Achilles Tendinitis most commonly occurs in runners who have suddenly increased the intensity or duration of their runs.

Most cases of Achilles Tendinitis can be treated with relatively simple, at-home care under a therapist’s or doctor’s supervision. Self-care strategies such as exercises at home will prevent recurring episodes. The more serious cases of Achilles Tendinitis can lead to tendon tears that may require surgical repair.

Achilles Tendonitis drawing


The pain associated with Achilles Tendinitis typically begins as a mild ache in the back of the leg or above the heel after or during sports activity.

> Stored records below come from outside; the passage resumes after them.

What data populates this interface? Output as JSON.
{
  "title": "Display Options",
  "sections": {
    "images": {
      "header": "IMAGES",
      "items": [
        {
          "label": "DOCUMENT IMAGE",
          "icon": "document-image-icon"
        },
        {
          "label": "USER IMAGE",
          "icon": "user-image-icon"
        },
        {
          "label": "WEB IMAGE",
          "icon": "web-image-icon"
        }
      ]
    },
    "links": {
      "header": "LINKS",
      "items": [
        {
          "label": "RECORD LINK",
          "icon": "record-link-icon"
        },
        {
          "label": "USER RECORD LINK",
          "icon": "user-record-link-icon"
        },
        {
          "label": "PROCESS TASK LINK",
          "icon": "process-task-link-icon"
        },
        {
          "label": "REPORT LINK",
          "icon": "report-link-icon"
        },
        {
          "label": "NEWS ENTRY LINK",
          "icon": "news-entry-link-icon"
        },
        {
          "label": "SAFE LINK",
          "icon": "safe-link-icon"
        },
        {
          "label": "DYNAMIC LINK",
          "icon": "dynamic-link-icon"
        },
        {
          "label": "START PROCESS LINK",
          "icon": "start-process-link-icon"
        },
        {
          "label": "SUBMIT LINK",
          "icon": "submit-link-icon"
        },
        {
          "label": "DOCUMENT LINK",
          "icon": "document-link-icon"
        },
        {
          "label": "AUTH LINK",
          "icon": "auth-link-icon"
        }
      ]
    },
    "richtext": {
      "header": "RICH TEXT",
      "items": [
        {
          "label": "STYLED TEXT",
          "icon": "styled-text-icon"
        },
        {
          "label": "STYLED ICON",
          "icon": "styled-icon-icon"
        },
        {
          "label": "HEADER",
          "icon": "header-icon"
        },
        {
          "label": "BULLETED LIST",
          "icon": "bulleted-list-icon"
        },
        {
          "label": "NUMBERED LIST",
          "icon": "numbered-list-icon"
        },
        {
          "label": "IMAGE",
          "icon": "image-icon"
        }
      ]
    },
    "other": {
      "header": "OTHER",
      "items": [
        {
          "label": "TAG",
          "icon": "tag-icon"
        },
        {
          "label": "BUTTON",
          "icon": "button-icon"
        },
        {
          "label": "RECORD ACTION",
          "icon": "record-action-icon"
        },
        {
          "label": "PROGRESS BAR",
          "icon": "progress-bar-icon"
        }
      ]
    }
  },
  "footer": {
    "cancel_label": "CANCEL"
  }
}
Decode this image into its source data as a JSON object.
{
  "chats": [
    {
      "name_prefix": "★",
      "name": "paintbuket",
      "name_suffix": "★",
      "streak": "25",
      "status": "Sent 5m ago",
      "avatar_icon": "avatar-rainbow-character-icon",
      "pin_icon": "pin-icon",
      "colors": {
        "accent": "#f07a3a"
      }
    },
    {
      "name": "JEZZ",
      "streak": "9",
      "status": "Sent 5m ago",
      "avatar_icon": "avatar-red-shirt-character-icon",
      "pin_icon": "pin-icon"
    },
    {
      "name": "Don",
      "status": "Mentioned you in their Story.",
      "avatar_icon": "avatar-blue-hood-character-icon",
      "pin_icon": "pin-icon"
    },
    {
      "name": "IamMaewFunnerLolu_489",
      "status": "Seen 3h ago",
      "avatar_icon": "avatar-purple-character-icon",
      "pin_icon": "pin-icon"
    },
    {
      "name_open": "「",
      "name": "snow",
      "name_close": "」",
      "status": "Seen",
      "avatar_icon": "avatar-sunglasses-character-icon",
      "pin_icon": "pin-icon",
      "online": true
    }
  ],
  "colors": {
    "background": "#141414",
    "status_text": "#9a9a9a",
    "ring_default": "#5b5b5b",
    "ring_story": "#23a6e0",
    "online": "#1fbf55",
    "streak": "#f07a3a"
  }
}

If you’re experiencing more severe pain (which may occur after prolonged running, stair climbing or sprinting) you will also experience tenderness or stiffness more severely in the morning, which will usually improve with intermittent rest and mild activity.

Achilles Tendinitis is caused by repetitive or intense strain on the Achilles Tendon, the band of tissue that connects your calf muscles to your heel bone. This tendon is used when you walk, run, jump or push up on your toes.

The Achilles tendon’s structure weakens with age, making it more prone to injury, particularly in those who participate in sports or exercise.

Risk Factors

A number of factors to increase your risk of Achilles Tendinitis.

. Age. Achilles Tendinitis is more common as you age.

. Your Sex. Achilles Tendinitis occurs most commonly in men.

. Physicality. A naturally flat arch in your foot can put more strain on the Achilles tendon. Obesity and tight calf muscles also can increase tendon strain.

. Training choices. Running in worn-out shoes, training in cold weather (as opposed to warm weather) and running on uneven terrain can cause an Achilles injury.

. Medical conditions. People with psoriasis or high blood pressure are at higher risk of developing Achilles Tendinitis.


  • Take it easy and rest
  • Increase your activity level gradually
  • Choose your shoes carefully
  • Stretch daily
  • Strengthen your calf muscles
  • Cross-train.


Absolute Sports Therapy

If you are experiencing prolonged discomfort, be that during or after training, and you have followed the self-care advice provided here, please feel free to contact Maddi directly for a no-obligation chat about your discomfort and get personalised recommendations to alleviate your condition and get you back to full mobility in the safest and most effective way.